HUNTSVILLE — With its numbers dwindling, and its remaining residents aging, the Abbey of Our Lady of The Holy Trinity may soon find itself empty.
The monastery’s superior, the Rev. Brendan Freeman, said the monks have no plan to close the Huntsville monastery, but who knows what the future holds?
To prepare for that future, the Trappist monastery’s residents contacted Utah State University’s Department of Landscape Architecture Environmental Planning to discuss possible options for the property.
“If we do close,” Freeman said, “the land can be used for some of these ideas.”
All through the fall semester, graduate students in the USU college studied the land and its history to complete a presentation for suggestions for the 1,850 acres of monastery land.

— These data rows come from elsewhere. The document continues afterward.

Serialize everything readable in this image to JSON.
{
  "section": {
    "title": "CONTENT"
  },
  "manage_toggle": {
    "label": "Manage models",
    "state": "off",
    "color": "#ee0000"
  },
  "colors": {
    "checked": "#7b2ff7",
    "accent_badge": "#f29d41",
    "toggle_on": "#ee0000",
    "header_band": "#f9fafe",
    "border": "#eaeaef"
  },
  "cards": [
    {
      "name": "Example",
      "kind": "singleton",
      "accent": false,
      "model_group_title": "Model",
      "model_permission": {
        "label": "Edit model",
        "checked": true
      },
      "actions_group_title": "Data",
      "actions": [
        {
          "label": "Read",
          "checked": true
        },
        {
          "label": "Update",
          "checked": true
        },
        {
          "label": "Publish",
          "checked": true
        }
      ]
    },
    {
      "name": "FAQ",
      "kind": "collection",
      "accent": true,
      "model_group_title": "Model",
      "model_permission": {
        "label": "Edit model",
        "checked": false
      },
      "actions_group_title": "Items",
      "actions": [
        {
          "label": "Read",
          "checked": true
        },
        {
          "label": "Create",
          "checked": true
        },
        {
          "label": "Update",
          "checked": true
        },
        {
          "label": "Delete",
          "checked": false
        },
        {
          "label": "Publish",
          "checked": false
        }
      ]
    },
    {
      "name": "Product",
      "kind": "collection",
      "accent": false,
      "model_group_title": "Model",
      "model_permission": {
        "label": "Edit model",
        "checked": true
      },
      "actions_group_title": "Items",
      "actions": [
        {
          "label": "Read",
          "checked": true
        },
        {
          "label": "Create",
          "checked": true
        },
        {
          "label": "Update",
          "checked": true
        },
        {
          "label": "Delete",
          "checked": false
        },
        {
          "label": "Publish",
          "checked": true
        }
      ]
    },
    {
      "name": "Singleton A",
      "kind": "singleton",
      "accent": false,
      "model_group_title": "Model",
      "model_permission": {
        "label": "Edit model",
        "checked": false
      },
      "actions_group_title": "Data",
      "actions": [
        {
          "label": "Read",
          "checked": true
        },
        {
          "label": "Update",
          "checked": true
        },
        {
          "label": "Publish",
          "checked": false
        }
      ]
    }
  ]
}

USU Assistant Professor Carlos Licon said the students took soil samples and measured land grades, but also spoke with the monks and surveyed their way of life.
“We were used to working with a lot of evidence-based information, slope of the land and soil samples, but adding the spiritual dimensions and working with such an interesting group of people was really exciting. We were working with something that wasn’t as tangible.”
The monastery opened in 1947. At one point, it had about 80 members, after an influx of men into religious vocations following the end of World War II.
Through the monks’ efforts, they developed farm land, raised a prized herd of Angus, as well as made and sold items such as bread and honey.
As the order dwindled to nine aging members, almost all of the monks’ products are gone. The farmland is leased out and production ceased on bread and honey.
With that in mind, the monks invited the USU program to explore a possible future for the abbey’s land.
“It’s kind of a special place,” Licon said. “I think people of the area have a strong appreciation for the monks.”
In the past, USU students in the Department of Landscape Architecture Environmental Planning program have worked with numerous communities around the state.
The monastery project, under the college’s Third Year Graduate Studio, fell to Chris Binder, Graydon Bascom, Grant Hardy, Stephen Peaden and Nick Tanner.
Aside from typical survey work, the students spent a weekend at the monastery to get an appreciation of the monastic lifestyle, including getting up at 3 a.m. for morning prayers.
Through their work, the third-year students developed a sense of how to proceed, by developing an understanding of what is the monks’ legacy in the valley.
Lincon said that legacy is to educate, inspire and heal.
“It’s been a very challenging and rewarding exercise, working with the monks,” Lincon said. “The monks trusted the students.”
In the proposal, the students followed the ideas of conservation, agriculture and development. They suggested using the land for a small development, farming or open space, as well as using the natural landscape with trails and small destinations to preserve the spiritual aspects of the land.
“There is a very strong spiritual dimension in the land and what the monks have done in the last 70 years,” Licon said. “I think we helped them by showing things that they were not considering.”
The USU students are not the only people that have communicated with the monastery.
Ogden Valley Land Trust Chairwoman Jody Smith said her group has spoken with the monks extensively about the future of the land.
Smith said she admires the work the monks have done over the years.
“It’s disheartening to see it slipping away after all of these years, piece by piece,” Smith said.
The land trust would like to see it come back to life again, with the chickens and the honey and the bread, Smith said.
“It would be nice to have it stay like it is,” Smith said. “It’s beautiful. They worked all their lives to make it what it is. It started out as a patch of sagebrush and they made it what it is today.”
As development grows in the valley, the land trust believes it is important to maintain an area of open space, a place where people can reflect and enjoy nature.
Some ideas the land trust put forward are to build a church on the land, bring in a convent, something that would honor the religious nature of the land.
“You get there and there is just this sense,” Smith said. “You go sit in that chapel. It’s so simple but it’s so beautiful.”
The monks are so gentle and so kind and they just bring a sense of peace, Smith said.
“Just getting to know them,” Smith said, “they’re witty, they’re intelligent and you admire them so much for what they’ve done for so many years and there is only one way to honor them and that would be to bring it back the way it was.”
The final decision for the future of the abbey falls to the monks.
Both Freeman and Lincon said ideally, it would be great to see the lands remain a monastery, but the possibility of such a future is unknown.
Either way, through the students’ help, the monks have more ideas of what that future can be.
“They understood our life and they tried to take our values and put it to the land,” Freeman said.